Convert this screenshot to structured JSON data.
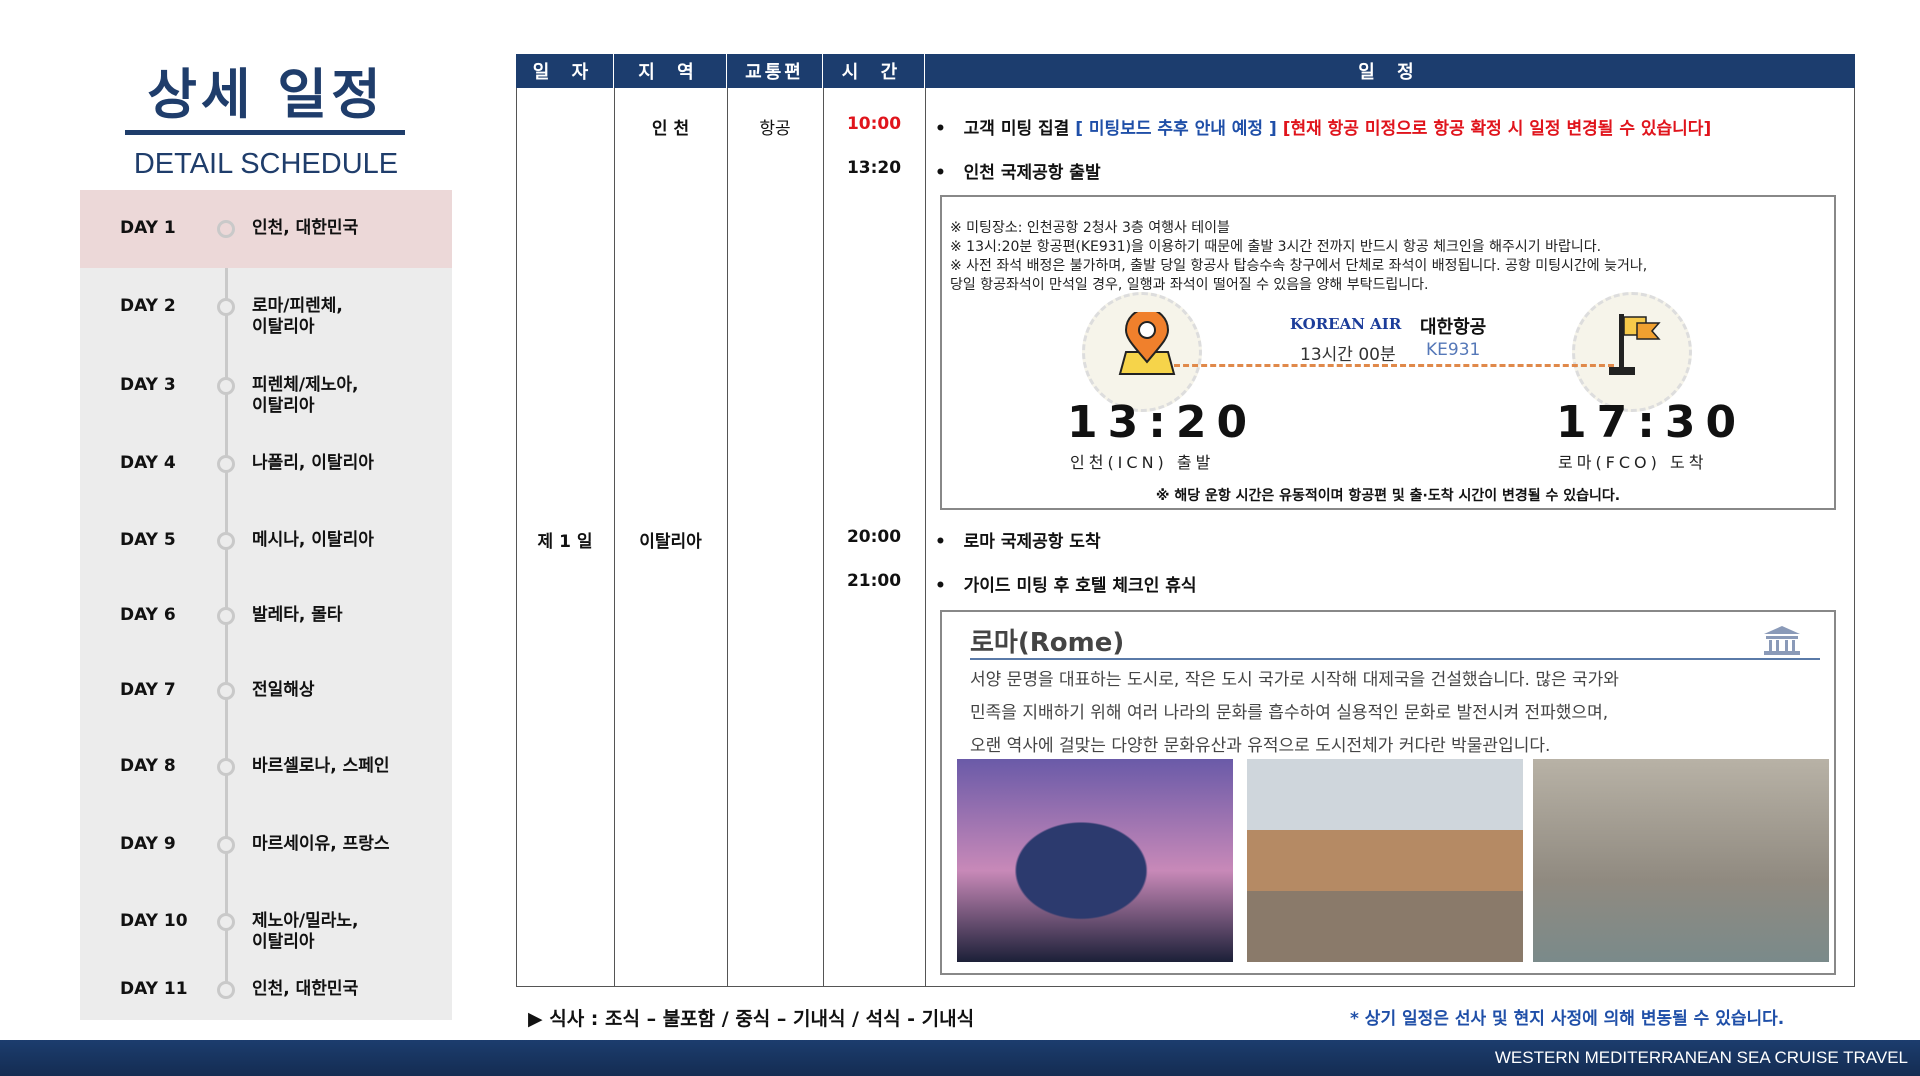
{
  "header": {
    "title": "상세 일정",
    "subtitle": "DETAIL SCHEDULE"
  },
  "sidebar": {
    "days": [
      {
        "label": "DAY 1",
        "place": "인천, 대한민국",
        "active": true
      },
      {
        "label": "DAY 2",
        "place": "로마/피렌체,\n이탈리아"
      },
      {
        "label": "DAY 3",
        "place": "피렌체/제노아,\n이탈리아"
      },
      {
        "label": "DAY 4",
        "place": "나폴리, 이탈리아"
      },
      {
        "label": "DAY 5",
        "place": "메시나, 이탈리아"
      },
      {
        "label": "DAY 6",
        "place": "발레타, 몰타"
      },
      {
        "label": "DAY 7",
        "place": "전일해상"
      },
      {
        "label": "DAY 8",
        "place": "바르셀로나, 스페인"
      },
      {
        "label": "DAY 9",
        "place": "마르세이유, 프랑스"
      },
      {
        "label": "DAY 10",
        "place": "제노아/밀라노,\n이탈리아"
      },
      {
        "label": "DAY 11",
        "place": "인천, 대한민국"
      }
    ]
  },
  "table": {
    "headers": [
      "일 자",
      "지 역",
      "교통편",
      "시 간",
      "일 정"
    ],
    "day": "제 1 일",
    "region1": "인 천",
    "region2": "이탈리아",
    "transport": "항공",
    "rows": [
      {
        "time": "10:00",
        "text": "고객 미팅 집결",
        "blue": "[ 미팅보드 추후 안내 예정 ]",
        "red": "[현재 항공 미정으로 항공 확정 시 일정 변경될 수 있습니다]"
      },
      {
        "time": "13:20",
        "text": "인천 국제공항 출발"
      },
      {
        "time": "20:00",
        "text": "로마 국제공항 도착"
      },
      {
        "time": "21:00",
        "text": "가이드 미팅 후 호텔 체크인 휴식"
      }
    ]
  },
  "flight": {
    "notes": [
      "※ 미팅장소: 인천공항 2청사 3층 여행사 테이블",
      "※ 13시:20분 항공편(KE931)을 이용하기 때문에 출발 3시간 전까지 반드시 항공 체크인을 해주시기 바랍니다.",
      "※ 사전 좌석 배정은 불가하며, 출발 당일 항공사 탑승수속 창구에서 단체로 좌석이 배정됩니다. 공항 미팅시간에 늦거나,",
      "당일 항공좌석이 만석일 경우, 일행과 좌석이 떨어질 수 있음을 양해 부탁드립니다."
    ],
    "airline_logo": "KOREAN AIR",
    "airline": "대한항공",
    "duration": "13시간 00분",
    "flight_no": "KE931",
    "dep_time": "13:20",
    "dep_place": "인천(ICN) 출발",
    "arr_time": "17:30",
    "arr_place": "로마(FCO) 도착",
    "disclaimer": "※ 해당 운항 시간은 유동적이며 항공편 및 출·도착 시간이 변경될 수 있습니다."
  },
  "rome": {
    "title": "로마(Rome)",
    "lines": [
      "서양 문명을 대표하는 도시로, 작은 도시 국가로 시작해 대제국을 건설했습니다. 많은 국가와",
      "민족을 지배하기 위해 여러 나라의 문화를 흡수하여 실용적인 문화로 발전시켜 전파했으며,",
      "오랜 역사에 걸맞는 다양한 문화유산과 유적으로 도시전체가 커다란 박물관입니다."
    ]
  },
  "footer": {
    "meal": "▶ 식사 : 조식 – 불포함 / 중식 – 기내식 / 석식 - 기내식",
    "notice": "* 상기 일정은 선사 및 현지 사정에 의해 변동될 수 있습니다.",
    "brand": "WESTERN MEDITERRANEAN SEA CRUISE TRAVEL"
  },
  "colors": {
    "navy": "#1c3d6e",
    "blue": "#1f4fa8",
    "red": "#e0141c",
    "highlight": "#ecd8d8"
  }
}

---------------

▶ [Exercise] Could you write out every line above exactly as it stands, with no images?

▶ [Response]
Convert this screenshot to structured JSON data.
{
  "header": {
    "title": "상세 일정",
    "subtitle": "DETAIL SCHEDULE"
  },
  "sidebar": {
    "days": [
      {
        "label": "DAY 1",
        "place": "인천, 대한민국",
        "active": true
      },
      {
        "label": "DAY 2",
        "place": "로마/피렌체,\n이탈리아"
      },
      {
        "label": "DAY 3",
        "place": "피렌체/제노아,\n이탈리아"
      },
      {
        "label": "DAY 4",
        "place": "나폴리, 이탈리아"
      },
      {
        "label": "DAY 5",
        "place": "메시나, 이탈리아"
      },
      {
        "label": "DAY 6",
        "place": "발레타, 몰타"
      },
      {
        "label": "DAY 7",
        "place": "전일해상"
      },
      {
        "label": "DAY 8",
        "place": "바르셀로나, 스페인"
      },
      {
        "label": "DAY 9",
        "place": "마르세이유, 프랑스"
      },
      {
        "label": "DAY 10",
        "place": "제노아/밀라노,\n이탈리아"
      },
      {
        "label": "DAY 11",
        "place": "인천, 대한민국"
      }
    ]
  },
  "table": {
    "headers": [
      "일 자",
      "지 역",
      "교통편",
      "시 간",
      "일 정"
    ],
    "day": "제 1 일",
    "region1": "인 천",
    "region2": "이탈리아",
    "transport": "항공",
    "rows": [
      {
        "time": "10:00",
        "text": "고객 미팅 집결",
        "blue": "[ 미팅보드 추후 안내 예정 ]",
        "red": "[현재 항공 미정으로 항공 확정 시 일정 변경될 수 있습니다]"
      },
      {
        "time": "13:20",
        "text": "인천 국제공항 출발"
      },
      {
        "time": "20:00",
        "text": "로마 국제공항 도착"
      },
      {
        "time": "21:00",
        "text": "가이드 미팅 후 호텔 체크인 휴식"
      }
    ]
  },
  "flight": {
    "notes": [
      "※ 미팅장소: 인천공항 2청사 3층 여행사 테이블",
      "※ 13시:20분 항공편(KE931)을 이용하기 때문에 출발 3시간 전까지 반드시 항공 체크인을 해주시기 바랍니다.",
      "※ 사전 좌석 배정은 불가하며, 출발 당일 항공사 탑승수속 창구에서 단체로 좌석이 배정됩니다. 공항 미팅시간에 늦거나,",
      "당일 항공좌석이 만석일 경우, 일행과 좌석이 떨어질 수 있음을 양해 부탁드립니다."
    ],
    "airline_logo": "KOREAN AIR",
    "airline": "대한항공",
    "duration": "13시간 00분",
    "flight_no": "KE931",
    "dep_time": "13:20",
    "dep_place": "인천(ICN) 출발",
    "arr_time": "17:30",
    "arr_place": "로마(FCO) 도착",
    "disclaimer": "※ 해당 운항 시간은 유동적이며 항공편 및 출·도착 시간이 변경될 수 있습니다."
  },
  "rome": {
    "title": "로마(Rome)",
    "lines": [
      "서양 문명을 대표하는 도시로, 작은 도시 국가로 시작해 대제국을 건설했습니다. 많은 국가와",
      "민족을 지배하기 위해 여러 나라의 문화를 흡수하여 실용적인 문화로 발전시켜 전파했으며,",
      "오랜 역사에 걸맞는 다양한 문화유산과 유적으로 도시전체가 커다란 박물관입니다."
    ]
  },
  "footer": {
    "meal": "▶ 식사 : 조식 – 불포함 / 중식 – 기내식 / 석식 - 기내식",
    "notice": "* 상기 일정은 선사 및 현지 사정에 의해 변동될 수 있습니다.",
    "brand": "WESTERN MEDITERRANEAN SEA CRUISE TRAVEL"
  },
  "colors": {
    "navy": "#1c3d6e",
    "blue": "#1f4fa8",
    "red": "#e0141c",
    "highlight": "#ecd8d8"
  }
}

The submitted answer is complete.